When consumers pick up Abbott nutrition products from the shelf, they are putting their trust in us to deliver high-quality products. We take that trust very seriously, and we have processes and programs in place to ensure that we are constantly focused on earning it.

One of the most important things we’ve done is create a culture of food safety — a culture where the consumer is always the priority.

While food safety and quality is not a new topic for Abbott, it’s an area that is being viewed differently now by the food industry due to the FDA’s Food Safety Modernization Act (FSMA). The implementation of FSMA in the U.S. represents a shift in the focus on food safety from reaction to prevention.

At Abbott, we believe one of the most important things that food and beverage processors should be doing to ensure compliance with FSMA is effective communication across the organization. Everyone must know what compliance means, what it looks like in execution, and why it’s important. With a good understanding comes the ability to take the right action at the right time and ultimately become a practitioner of prevention versus reaction.

To maintain our culture of food safety, we focus on three main concepts:

  1. A robust food safety plan. Each of Abbott's nutrition manufacturing sites has a plan that identifies potential hazards, the corresponding preventive controls, and the assignment of who controls each action. Employees are trained in the development and application of risk-based preventive controls and execute the site’s food safety plan. For each preventive control, the plan designates who is responsible to address these hazards.
  2. Abbott's nutrition employees are prepared in advance, should any food safety issue arise, and they can anticipate potential risks. For example, having an understanding of the risk of extraneous materials found within a commodity is important when manufacturing products like snack bars with peanuts. Because we know that shells or stones could potentially be found mixed in with raw peanuts, we take the appropriate actions to ensure they’re not in the final product.

  3. Behavior-guiding principles. In 2014, Abbott's nutrition supply chain functions unveiled an employee initiative called “The Pledge.” The Pledge is a set of behavior-guiding principles that influence our employees’ day-to-day lives. In the two-plus years since implementing the Pledge, there has been a strong cultural shift as employees adhere to, embrace, and apply the behaviors at work.
  4. The Pledge elements relate to fundamental behaviors that are important in a large, global supply chain organization, such as demonstrating leadership skills, being accountable for work, and driving improvement every day. All of these behaviors are critical in fostering a strong food safety culture of excellence because they are the foundation upon which decisions are made and actions taken.
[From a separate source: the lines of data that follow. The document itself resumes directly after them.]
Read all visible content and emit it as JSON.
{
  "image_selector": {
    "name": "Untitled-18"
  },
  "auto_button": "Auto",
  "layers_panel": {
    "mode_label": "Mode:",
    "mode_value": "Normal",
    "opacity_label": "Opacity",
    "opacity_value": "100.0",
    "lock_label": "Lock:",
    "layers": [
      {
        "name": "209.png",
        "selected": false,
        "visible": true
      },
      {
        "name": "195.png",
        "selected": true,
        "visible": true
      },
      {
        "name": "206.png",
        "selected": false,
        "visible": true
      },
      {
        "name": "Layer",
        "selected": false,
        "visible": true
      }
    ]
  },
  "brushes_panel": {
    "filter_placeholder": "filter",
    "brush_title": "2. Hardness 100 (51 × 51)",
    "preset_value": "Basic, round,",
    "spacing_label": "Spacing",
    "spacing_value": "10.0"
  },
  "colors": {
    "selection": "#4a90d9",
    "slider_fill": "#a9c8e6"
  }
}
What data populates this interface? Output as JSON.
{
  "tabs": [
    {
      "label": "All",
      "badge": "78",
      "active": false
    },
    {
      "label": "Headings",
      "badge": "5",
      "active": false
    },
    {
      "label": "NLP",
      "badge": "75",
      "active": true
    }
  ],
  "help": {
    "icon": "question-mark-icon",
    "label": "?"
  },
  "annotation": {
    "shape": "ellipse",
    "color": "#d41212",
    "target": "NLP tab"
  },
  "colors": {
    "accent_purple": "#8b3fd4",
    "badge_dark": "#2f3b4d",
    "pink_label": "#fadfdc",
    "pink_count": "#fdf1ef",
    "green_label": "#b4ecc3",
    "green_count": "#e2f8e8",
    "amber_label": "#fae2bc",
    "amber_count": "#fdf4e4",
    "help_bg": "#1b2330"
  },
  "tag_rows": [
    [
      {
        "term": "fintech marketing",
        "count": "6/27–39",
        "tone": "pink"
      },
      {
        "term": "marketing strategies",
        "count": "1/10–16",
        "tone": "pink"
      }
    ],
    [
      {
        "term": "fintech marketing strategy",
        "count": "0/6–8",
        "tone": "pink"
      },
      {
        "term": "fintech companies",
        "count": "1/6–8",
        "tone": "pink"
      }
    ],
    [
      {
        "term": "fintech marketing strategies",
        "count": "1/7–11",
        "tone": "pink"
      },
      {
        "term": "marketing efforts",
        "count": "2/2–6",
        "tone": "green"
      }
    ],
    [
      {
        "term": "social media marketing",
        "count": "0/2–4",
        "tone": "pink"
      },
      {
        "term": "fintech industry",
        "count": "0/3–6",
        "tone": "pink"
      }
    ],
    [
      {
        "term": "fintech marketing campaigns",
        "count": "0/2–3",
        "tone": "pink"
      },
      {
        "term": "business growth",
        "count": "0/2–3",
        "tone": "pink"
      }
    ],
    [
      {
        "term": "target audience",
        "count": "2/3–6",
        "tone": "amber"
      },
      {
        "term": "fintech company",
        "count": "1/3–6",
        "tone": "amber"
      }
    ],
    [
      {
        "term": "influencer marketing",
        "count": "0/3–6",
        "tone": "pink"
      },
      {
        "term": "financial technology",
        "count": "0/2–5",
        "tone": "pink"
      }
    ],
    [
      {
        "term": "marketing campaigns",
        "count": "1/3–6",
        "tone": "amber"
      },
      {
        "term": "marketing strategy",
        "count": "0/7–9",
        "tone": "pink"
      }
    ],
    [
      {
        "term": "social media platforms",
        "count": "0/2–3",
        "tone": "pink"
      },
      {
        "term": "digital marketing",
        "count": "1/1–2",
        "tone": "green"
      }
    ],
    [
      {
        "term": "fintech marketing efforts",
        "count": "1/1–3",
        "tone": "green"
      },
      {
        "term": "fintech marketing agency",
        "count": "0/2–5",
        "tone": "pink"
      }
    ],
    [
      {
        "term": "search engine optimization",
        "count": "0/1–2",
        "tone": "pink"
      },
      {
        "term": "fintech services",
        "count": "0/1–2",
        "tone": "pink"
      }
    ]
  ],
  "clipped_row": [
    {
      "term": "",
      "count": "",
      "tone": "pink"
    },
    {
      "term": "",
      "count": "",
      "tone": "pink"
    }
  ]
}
    When there’s alignment around common behaviors, it’s clear what’s expected of every employee to ensure quality throughout the supply chain. By having this united food safety culture of excellence in place, transitioning to the new FSMA regulation is a logical next step, not a change in direction.

  5. Product protection around the world. For several years, we have been running a program in our supply chain called Protect our Product (PoP). We created it with the intent to protect our customers, our brands, and the quality of our products through risk management.
  6. The program ensures that every day, everywhere, every product is created with safety in mind. PoP amplifies a culture of food safety and quality across the organization and drives awareness, knowledge-building, and the focus necessary to sustain and protect our products. The PoP program has four active workstreams to drive targeted improvement: microbiological, package integrity, pest control, and extraneous matter.

    In addition to the PoP program, policies are in place to cover global sanitation, control of physical contaminants, hazard analysis for ingredients, and packaging. These policies drive a proactive way of thinking when it comes to monitoring for contaminants or hazards, avoiding concerns before they arise. They ensure that all products around the world are held to the same standard of quality excellence.

Focusing on effective communications as well as the behaviors and actions of each and every one of our nutrition supply chain employees has helped shape Abbott into a culture focused on food safety. This culture is the backbone of how we operate and helps us work toward one common goal — ensuring safe, high-quality products are provided to millions of people who put their trust in Abbott each and every day.

Lori Randall, Divisional Vice President, Quality Assurance for Abbott Nutrition Supply Chain